And in this confidence I intended at first to come to you, that you might twice receive a blessing; that is, to pass your way into Macedonia, and again from Macedonia to come to you, and by you to be helped on my journey to Judea. Therefore, I was not vacillating when I intended to do this, was I? Or that which I purpose, do I purpose according to the flesh, that with me there should be yes, yes, and no, no at the same time? But as God is faithful, our word to you is not yes and no. For the Son of God, Christ Jesus, who was preached among you by us -- by me and Silvanus and Timothy -- was not yes and no, but is yes in Him. For as many as may be the promises of God, in Him they are yes; wherefore also by Him is our Amen to the glory of God through us. Now He who establishes us with you in Christ and anointed us is God, who also sealed us and gave us the Spirit in our hearts as a pledge.
But I call God as witness to my soul, that to spare you I came no more to Corinth. Not that we lord it over your faith, but are workers with you for your joy; for in your faith you are standing firm.

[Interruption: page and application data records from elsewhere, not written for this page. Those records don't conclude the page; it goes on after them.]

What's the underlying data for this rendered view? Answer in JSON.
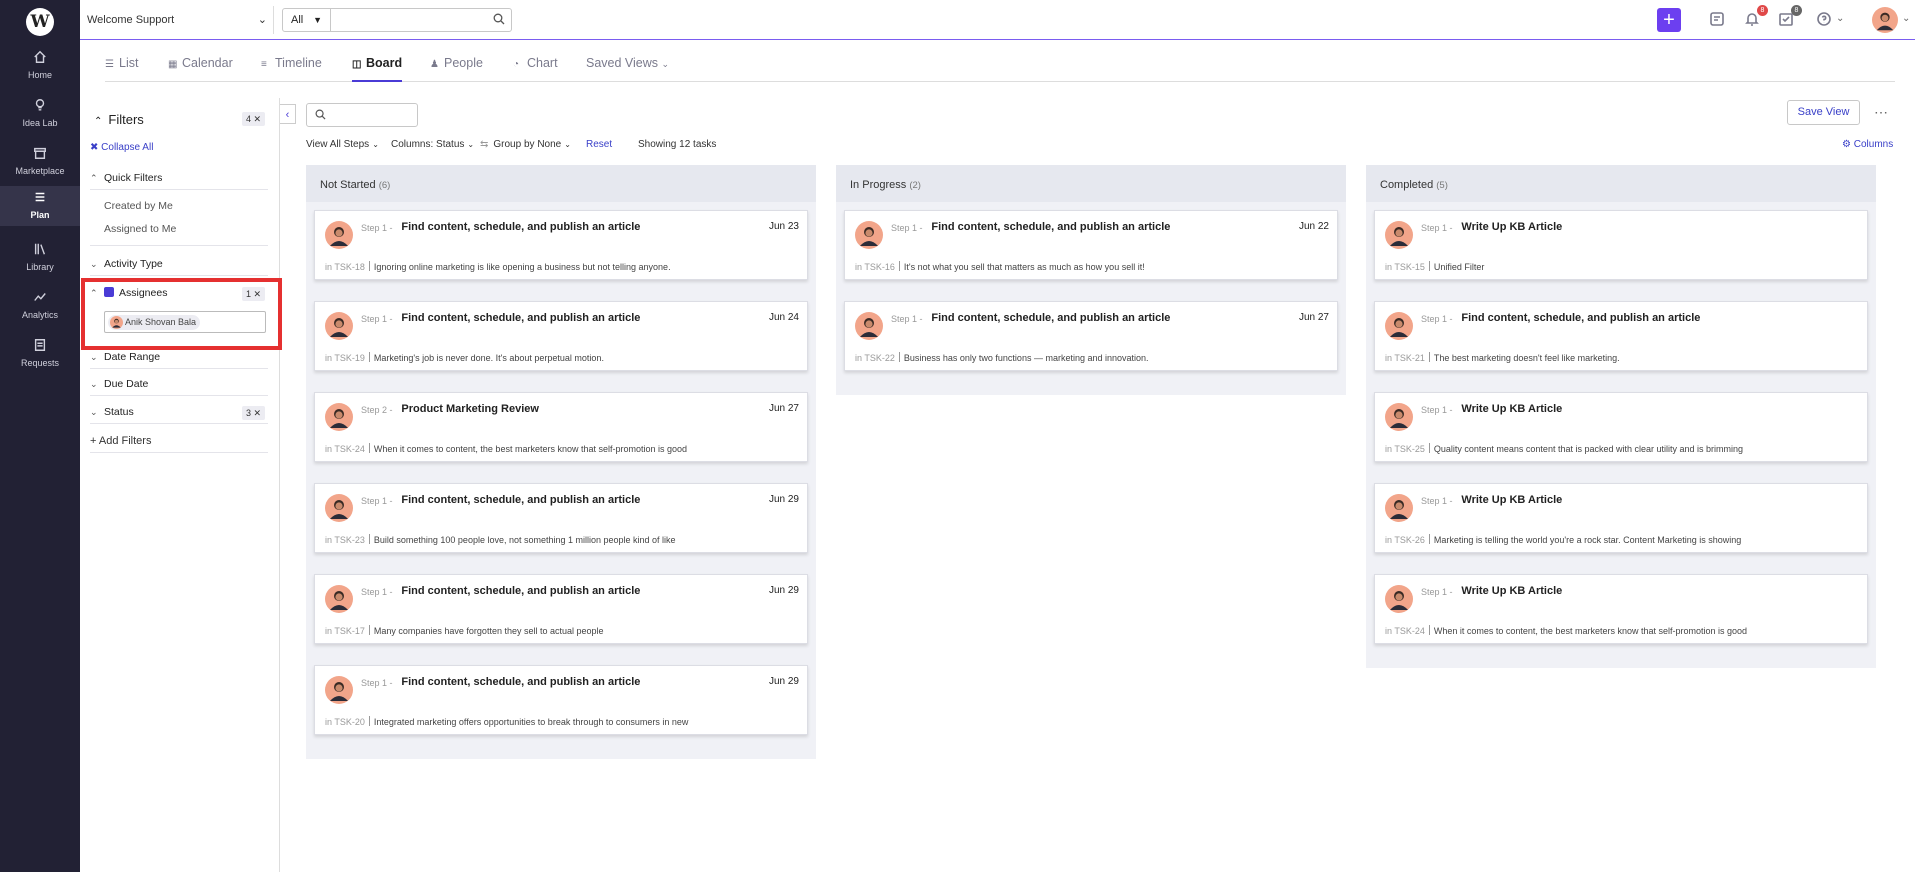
{
  "nav": {
    "logo": "W",
    "items": [
      {
        "label": "Home"
      },
      {
        "label": "Idea Lab"
      },
      {
        "label": "Marketplace"
      },
      {
        "label": "Plan"
      },
      {
        "label": "Library"
      },
      {
        "label": "Analytics"
      },
      {
        "label": "Requests"
      }
    ]
  },
  "topbar": {
    "workspace": "Welcome Support",
    "search_scope": "All",
    "search_placeholder": "",
    "notifications_count": "8",
    "tasks_count": "8",
    "accent": "#6c3ff0"
  },
  "tabs": [
    {
      "label": "List"
    },
    {
      "label": "Calendar"
    },
    {
      "label": "Timeline"
    },
    {
      "label": "Board"
    },
    {
      "label": "People"
    },
    {
      "label": "Chart"
    },
    {
      "label": "Saved Views"
    }
  ],
  "filters": {
    "title": "Filters",
    "count": "4 ✕",
    "collapse_all": "Collapse All",
    "quick_filters": "Quick Filters",
    "created_by_me": "Created by Me",
    "assigned_to_me": "Assigned to Me",
    "activity_type": "Activity Type",
    "assignees": "Assignees",
    "assignees_count": "1 ✕",
    "assignee_name": "Anik Shovan Bala",
    "date_range": "Date Range",
    "due_date": "Due Date",
    "status": "Status",
    "status_count": "3 ✕",
    "add_filters": "+ Add Filters"
  },
  "toolbar": {
    "view_steps": "View All Steps",
    "columns_label": "Columns:",
    "columns_value": "Status",
    "group_by_label": "Group by",
    "group_by_value": "None",
    "reset": "Reset",
    "showing": "Showing 12 tasks",
    "save_view": "Save View",
    "columns_link": "Columns"
  },
  "columns": [
    {
      "title": "Not Started",
      "count": "(6)",
      "cards": [
        {
          "step": "Step 1 -",
          "title": "Find content, schedule, and publish an article",
          "date": "Jun 23",
          "in": "in",
          "task": "TSK-18",
          "desc": "Ignoring online marketing is like opening a business but not telling anyone."
        },
        {
          "step": "Step 1 -",
          "title": "Find content, schedule, and publish an article",
          "date": "Jun 24",
          "in": "in",
          "task": "TSK-19",
          "desc": "Marketing's job is never done. It's about perpetual motion."
        },
        {
          "step": "Step 2 -",
          "title": "Product Marketing Review",
          "date": "Jun 27",
          "in": "in",
          "task": "TSK-24",
          "desc": "When it comes to content, the best marketers know that self-promotion is good"
        },
        {
          "step": "Step 1 -",
          "title": "Find content, schedule, and publish an article",
          "date": "Jun 29",
          "in": "in",
          "task": "TSK-23",
          "desc": "Build something 100 people love, not something 1 million people kind of like"
        },
        {
          "step": "Step 1 -",
          "title": "Find content, schedule, and publish an article",
          "date": "Jun 29",
          "in": "in",
          "task": "TSK-17",
          "desc": "Many companies have forgotten they sell to actual people"
        },
        {
          "step": "Step 1 -",
          "title": "Find content, schedule, and publish an article",
          "date": "Jun 29",
          "in": "in",
          "task": "TSK-20",
          "desc": "Integrated marketing offers opportunities to break through to consumers in new"
        }
      ]
    },
    {
      "title": "In Progress",
      "count": "(2)",
      "cards": [
        {
          "step": "Step 1 -",
          "title": "Find content, schedule, and publish an article",
          "date": "Jun 22",
          "in": "in",
          "task": "TSK-16",
          "desc": "It's not what you sell that matters as much as how you sell it!"
        },
        {
          "step": "Step 1 -",
          "title": "Find content, schedule, and publish an article",
          "date": "Jun 27",
          "in": "in",
          "task": "TSK-22",
          "desc": "Business has only two functions — marketing and innovation."
        }
      ]
    },
    {
      "title": "Completed",
      "count": "(5)",
      "cards": [
        {
          "step": "Step 1 -",
          "title": "Write Up KB Article",
          "date": "",
          "in": "in",
          "task": "TSK-15",
          "desc": "Unified Filter"
        },
        {
          "step": "Step 1 -",
          "title": "Find content, schedule, and publish an article",
          "date": "",
          "in": "in",
          "task": "TSK-21",
          "desc": "The best marketing doesn't feel like marketing."
        },
        {
          "step": "Step 1 -",
          "title": "Write Up KB Article",
          "date": "",
          "in": "in",
          "task": "TSK-25",
          "desc": "Quality content means content that is packed with clear utility and is brimming"
        },
        {
          "step": "Step 1 -",
          "title": "Write Up KB Article",
          "date": "",
          "in": "in",
          "task": "TSK-26",
          "desc": "Marketing is telling the world you're a rock star. Content Marketing is showing"
        },
        {
          "step": "Step 1 -",
          "title": "Write Up KB Article",
          "date": "",
          "in": "in",
          "task": "TSK-24",
          "desc": "When it comes to content, the best marketers know that self-promotion is good"
        }
      ]
    }
  ]
}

What I take from this passage today is an appreciation of the mutual responsibility of believers. Paul is conscious of himself as a blessing to the Corinthian church, and of them as a blessing to him. His reason for seeing himself this way is that he has behaved with integrity, both toward them and toward people in general. He is, he says, a worker with them for their joy. And because he can't rightly be accused of false dealing with anyone else, either, they need not be ashamed to be associated with him. Contrast this with some who are identified with Christianity in our day. It would be hard to say, "Yes, I'm a Christian. You know, a Christian ... that's right, like that fellow Ted Haggard that you've heard about." More to the point, it's much harder to be taken seriously in that context.
As always, click here for more Words for Wednesday.